#### Task description
Line by line, retype the material with nothing left out.

#### The records
= = =
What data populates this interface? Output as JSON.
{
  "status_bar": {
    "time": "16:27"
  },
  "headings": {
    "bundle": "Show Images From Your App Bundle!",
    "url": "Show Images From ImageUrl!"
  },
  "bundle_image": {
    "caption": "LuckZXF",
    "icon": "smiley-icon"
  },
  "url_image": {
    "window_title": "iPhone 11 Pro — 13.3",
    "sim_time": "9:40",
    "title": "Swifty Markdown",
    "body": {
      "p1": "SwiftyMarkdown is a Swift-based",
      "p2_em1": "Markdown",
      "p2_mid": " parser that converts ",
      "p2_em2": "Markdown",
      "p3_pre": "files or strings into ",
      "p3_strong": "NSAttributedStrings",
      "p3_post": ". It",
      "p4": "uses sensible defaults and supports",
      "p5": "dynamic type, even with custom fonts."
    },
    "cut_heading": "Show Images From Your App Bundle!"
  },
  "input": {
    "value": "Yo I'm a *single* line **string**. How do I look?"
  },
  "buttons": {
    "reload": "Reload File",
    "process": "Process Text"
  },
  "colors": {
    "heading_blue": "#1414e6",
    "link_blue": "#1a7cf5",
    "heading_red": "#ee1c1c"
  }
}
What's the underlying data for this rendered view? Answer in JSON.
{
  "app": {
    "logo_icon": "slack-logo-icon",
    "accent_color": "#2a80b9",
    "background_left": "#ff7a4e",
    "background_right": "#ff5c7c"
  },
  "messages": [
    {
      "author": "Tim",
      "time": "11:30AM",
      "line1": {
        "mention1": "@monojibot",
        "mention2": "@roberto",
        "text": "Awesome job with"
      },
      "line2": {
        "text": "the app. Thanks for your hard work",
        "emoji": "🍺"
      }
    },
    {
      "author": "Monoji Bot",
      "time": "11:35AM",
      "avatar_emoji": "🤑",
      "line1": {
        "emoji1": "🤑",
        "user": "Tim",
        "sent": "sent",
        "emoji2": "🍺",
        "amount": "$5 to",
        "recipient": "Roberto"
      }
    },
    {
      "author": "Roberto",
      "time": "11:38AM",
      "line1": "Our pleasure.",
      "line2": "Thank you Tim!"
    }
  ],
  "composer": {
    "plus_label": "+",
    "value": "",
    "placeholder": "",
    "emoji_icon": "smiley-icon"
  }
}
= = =
#### Exercise solution
What data populates this interface? Output as JSON.
{
  "status_bar": {
    "time": "16:27"
  },
  "headings": {
    "bundle": "Show Images From Your App Bundle!",
    "url": "Show Images From ImageUrl!"
  },
  "bundle_image": {
    "caption": "LuckZXF",
    "icon": "smiley-icon"
  },
  "url_image": {
    "window_title": "iPhone 11 Pro — 13.3",
    "sim_time": "9:40",
    "title": "Swifty Markdown",
    "body": {
      "p1": "SwiftyMarkdown is a Swift-based",
      "p2_em1": "Markdown",
      "p2_mid": " parser that converts ",
      "p2_em2": "Markdown",
      "p3_pre": "files or strings into ",
      "p3_strong": "NSAttributedStrings",
      "p3_post": ". It",
      "p4": "uses sensible defaults and supports",
      "p5": "dynamic type, even with custom fonts."
    },
    "cut_heading": "Show Images From Your App Bundle!"
  },
  "input": {
    "value": "Yo I'm a *single* line **string**. How do I look?"
  },
  "buttons": {
    "reload": "Reload File",
    "process": "Process Text"
  },
  "colors": {
    "heading_blue": "#1414e6",
    "link_blue": "#1a7cf5",
    "heading_red": "#ee1c1c"
  }
}
What's the underlying data for this rendered view? Answer in JSON.
{
  "app": {
    "logo_icon": "slack-logo-icon",
    "accent_color": "#2a80b9",
    "background_left": "#ff7a4e",
    "background_right": "#ff5c7c"
  },
  "messages": [
    {
      "author": "Tim",
      "time": "11:30AM",
      "line1": {
        "mention1": "@monojibot",
        "mention2": "@roberto",
        "text": "Awesome job with"
      },
      "line2": {
        "text": "the app. Thanks for your hard work",
        "emoji": "🍺"
      }
    },
    {
      "author": "Monoji Bot",
      "time": "11:35AM",
      "avatar_emoji": "🤑",
      "line1": {
        "emoji1": "🤑",
        "user": "Tim",
        "sent": "sent",
        "emoji2": "🍺",
        "amount": "$5 to",
        "recipient": "Roberto"
      }
    },
    {
      "author": "Roberto",
      "time": "11:38AM",
      "line1": "Our pleasure.",
      "line2": "Thank you Tim!"
    }
  ],
  "composer": {
    "plus_label": "+",
    "value": "",
    "placeholder": "",
    "emoji_icon": "smiley-icon"
  }
}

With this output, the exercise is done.